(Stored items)

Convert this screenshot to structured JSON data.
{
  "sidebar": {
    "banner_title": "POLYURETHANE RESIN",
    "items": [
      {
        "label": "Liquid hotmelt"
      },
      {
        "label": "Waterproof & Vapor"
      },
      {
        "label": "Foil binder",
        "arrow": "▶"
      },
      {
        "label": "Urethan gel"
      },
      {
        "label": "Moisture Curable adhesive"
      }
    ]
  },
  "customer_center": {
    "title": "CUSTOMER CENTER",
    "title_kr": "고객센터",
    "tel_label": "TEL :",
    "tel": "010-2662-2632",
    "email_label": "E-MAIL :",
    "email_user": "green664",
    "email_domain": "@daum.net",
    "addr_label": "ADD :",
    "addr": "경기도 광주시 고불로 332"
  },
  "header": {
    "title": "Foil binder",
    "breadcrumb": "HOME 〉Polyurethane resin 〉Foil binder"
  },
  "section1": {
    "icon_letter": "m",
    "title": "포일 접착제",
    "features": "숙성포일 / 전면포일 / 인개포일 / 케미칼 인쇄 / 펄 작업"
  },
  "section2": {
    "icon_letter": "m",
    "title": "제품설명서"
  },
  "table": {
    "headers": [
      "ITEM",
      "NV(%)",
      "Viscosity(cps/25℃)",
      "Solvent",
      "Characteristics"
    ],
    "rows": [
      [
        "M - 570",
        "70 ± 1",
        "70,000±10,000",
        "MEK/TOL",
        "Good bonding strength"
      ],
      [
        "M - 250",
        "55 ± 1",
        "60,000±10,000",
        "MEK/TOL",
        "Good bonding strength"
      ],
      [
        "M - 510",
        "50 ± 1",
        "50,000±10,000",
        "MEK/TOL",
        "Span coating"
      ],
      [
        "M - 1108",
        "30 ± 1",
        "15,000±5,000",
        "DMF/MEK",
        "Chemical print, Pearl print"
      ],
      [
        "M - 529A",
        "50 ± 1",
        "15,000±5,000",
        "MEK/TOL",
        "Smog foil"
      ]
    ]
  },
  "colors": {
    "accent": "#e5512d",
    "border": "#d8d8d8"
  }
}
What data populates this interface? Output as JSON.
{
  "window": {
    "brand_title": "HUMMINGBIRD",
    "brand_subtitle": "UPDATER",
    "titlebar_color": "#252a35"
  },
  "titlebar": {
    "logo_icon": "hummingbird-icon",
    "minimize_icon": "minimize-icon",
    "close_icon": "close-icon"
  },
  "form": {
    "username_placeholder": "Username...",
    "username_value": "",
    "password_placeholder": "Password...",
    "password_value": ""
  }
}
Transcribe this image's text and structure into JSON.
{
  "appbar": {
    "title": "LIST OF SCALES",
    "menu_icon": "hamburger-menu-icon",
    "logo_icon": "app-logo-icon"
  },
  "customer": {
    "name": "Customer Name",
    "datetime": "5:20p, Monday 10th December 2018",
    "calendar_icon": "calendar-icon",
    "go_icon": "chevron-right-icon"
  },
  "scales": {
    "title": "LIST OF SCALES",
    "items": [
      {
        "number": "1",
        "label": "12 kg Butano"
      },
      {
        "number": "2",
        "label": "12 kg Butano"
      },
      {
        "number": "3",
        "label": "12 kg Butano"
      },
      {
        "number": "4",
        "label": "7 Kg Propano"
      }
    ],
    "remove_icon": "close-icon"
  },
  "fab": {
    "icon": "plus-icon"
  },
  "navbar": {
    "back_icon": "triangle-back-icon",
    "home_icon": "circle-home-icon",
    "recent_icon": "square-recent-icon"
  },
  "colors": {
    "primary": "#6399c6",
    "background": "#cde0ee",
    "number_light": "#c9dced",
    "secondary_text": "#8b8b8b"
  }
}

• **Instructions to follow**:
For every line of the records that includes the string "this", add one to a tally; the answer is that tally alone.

• **Your solution**:
3